A study conducted by a group of professors led by Meng-Hua Zhu, associate professor of the State Key Laboratory of Lunar and Planetary Sciences at Macau University of Science and Technology (MUST), was published in the journal Nature on July 10.
In the study titled “Reconstructing the late-accretion history of the Moon,” the team carried out a detailed reconstruction that explains the relative scarcity of highly siderophile (iron-loving) elements on the moon, and gives new insight into the development and late accretion (growth) history of the moon.
Researchers modeled the impact events that would have brought the material to the earth and moon, validated using the number of actual craters on the moon. They found that because of the moon’s smaller size and lower gravity, meteorites that hit the moon left behind relatively less material than those that hit the earth.
Zhu and his colleagues calculated that the highly siderophile elements would have been retained in the lunar crust and mantle 4.35 billion years ago, later than previously thought and around the time the magma ocean covering the moon solidified. The highly siderophile elements arriving before that time would have been absorbed into the moon’s iron core.

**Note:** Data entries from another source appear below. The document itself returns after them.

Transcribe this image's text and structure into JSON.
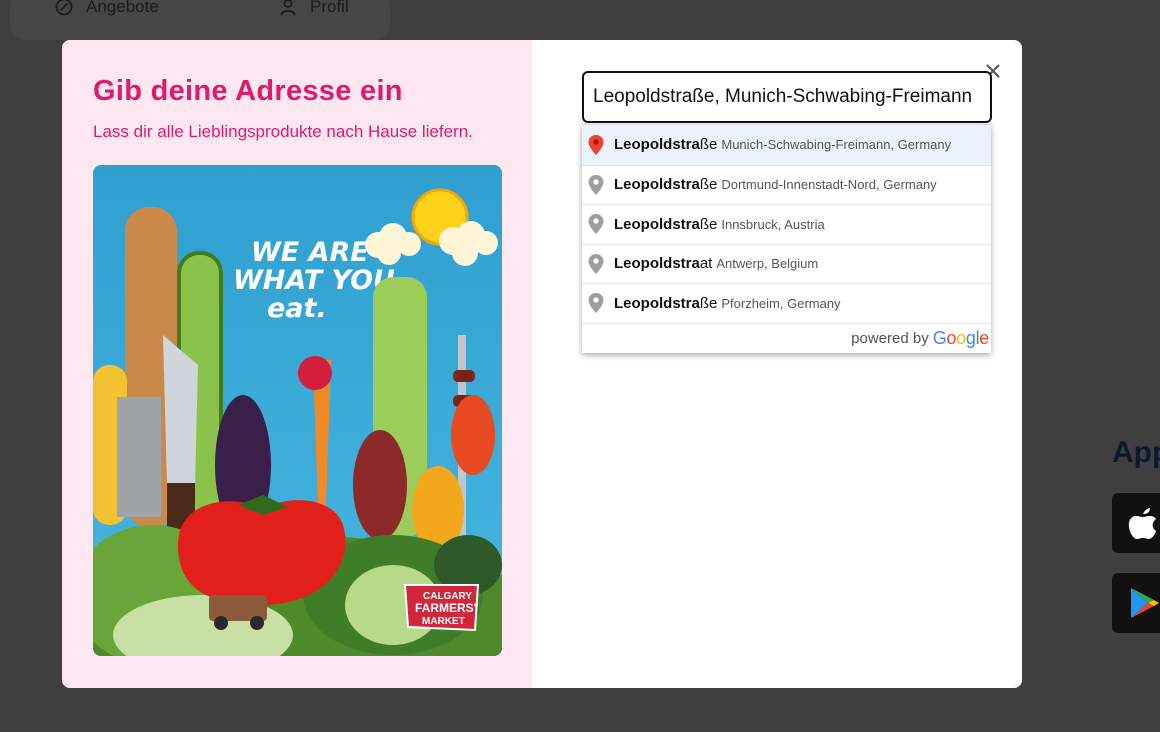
{
  "background": {
    "nav": {
      "offers_label": "Angebote",
      "profile_label": "Profil"
    },
    "app_section_title": "App"
  },
  "modal": {
    "title": "Gib deine Adresse ein",
    "subtitle": "Lass dir alle Lieblingsprodukte nach Hause liefern.",
    "poster": {
      "headline_line1": "WE ARE",
      "headline_line2": "WHAT YOU",
      "headline_line3": "eat.",
      "brand_line1": "CALGARY",
      "brand_line2": "FARMERS'",
      "brand_line3": "MARKET"
    },
    "search": {
      "value": "Leopoldstraße, Munich-Schwabing-Freimann",
      "close_icon": "close-icon"
    },
    "suggestions": [
      {
        "match": "Leopoldstra",
        "rest": "ße",
        "secondary": "Munich-Schwabing-Freimann, Germany",
        "active": true
      },
      {
        "match": "Leopoldstra",
        "rest": "ße",
        "secondary": "Dortmund-Innenstadt-Nord, Germany",
        "active": false
      },
      {
        "match": "Leopoldstra",
        "rest": "ße",
        "secondary": "Innsbruck, Austria",
        "active": false
      },
      {
        "match": "Leopoldstra",
        "rest": "at",
        "secondary": "Antwerp, Belgium",
        "active": false
      },
      {
        "match": "Leopoldstra",
        "rest": "ße",
        "secondary": "Pforzheim, Germany",
        "active": false
      }
    ],
    "powered_by": "powered by",
    "google_logo": "Google"
  },
  "colors": {
    "accent": "#e0196b",
    "left_panel_bg": "#fde8f1",
    "active_pin": "#ea4335",
    "inactive_pin": "#9e9e9e"
  }
}
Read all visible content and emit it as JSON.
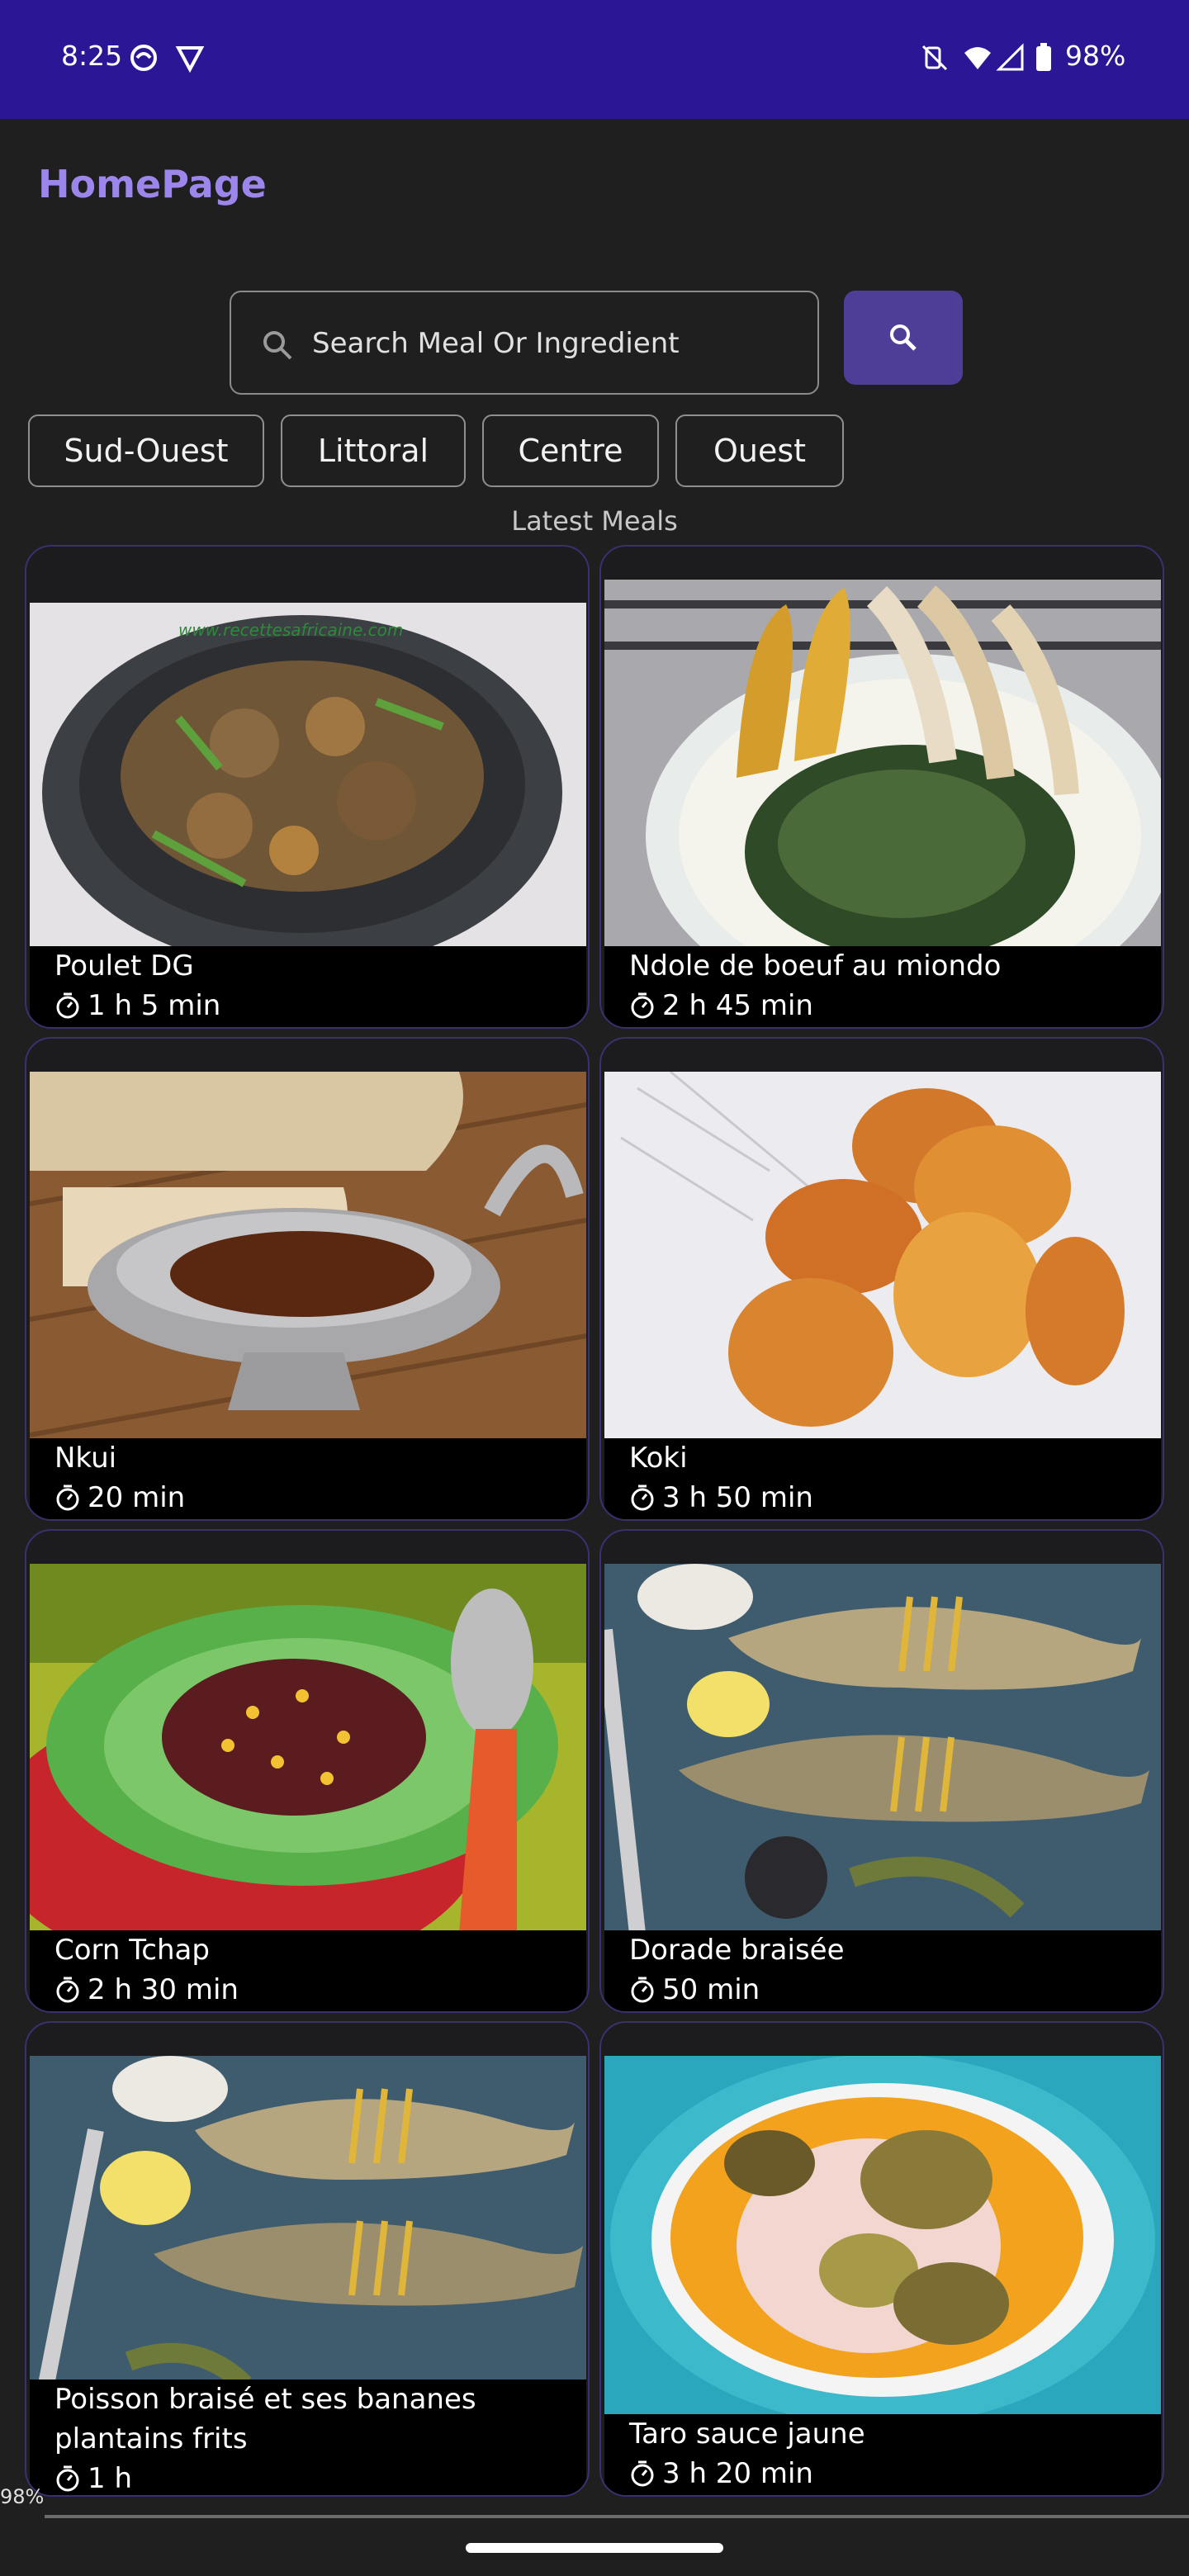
{
  "status_bar": {
    "time": "8:25",
    "battery": "98%",
    "icons": [
      "app-notification-icon",
      "vpn-icon",
      "mute-icon",
      "wifi-icon",
      "signal-icon",
      "battery-icon"
    ]
  },
  "header": {
    "title": "HomePage"
  },
  "search": {
    "placeholder": "Search Meal Or Ingredient",
    "value": ""
  },
  "regions": [
    "Sud-Ouest",
    "Littoral",
    "Centre",
    "Ouest"
  ],
  "section_label": "Latest Meals",
  "meals": [
    {
      "name": "Poulet DG",
      "duration": "1 h 5 min"
    },
    {
      "name": "Ndole de boeuf au miondo",
      "duration": "2 h 45 min"
    },
    {
      "name": "Nkui",
      "duration": "20 min"
    },
    {
      "name": "Koki",
      "duration": "3 h 50 min"
    },
    {
      "name": "Corn Tchap",
      "duration": "2 h 30 min"
    },
    {
      "name": "Dorade braisée",
      "duration": "50 min"
    },
    {
      "name": "Poisson braisé et ses bananes plantains frits",
      "duration": "1 h"
    },
    {
      "name": "Taro sauce jaune",
      "duration": "3 h 20 min"
    }
  ],
  "image_watermark": "www.recettesafricaine.com",
  "footer": {
    "zoom_badge": "98%"
  },
  "colors": {
    "status_bar": "#2b1696",
    "background": "#1f1f20",
    "title": "#9c86ec",
    "search_button": "#4f3e98",
    "card_border": "#3a3070"
  }
}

Together, these factors account for the discrepancy in highly siderophile elements between the earth and moon. JZ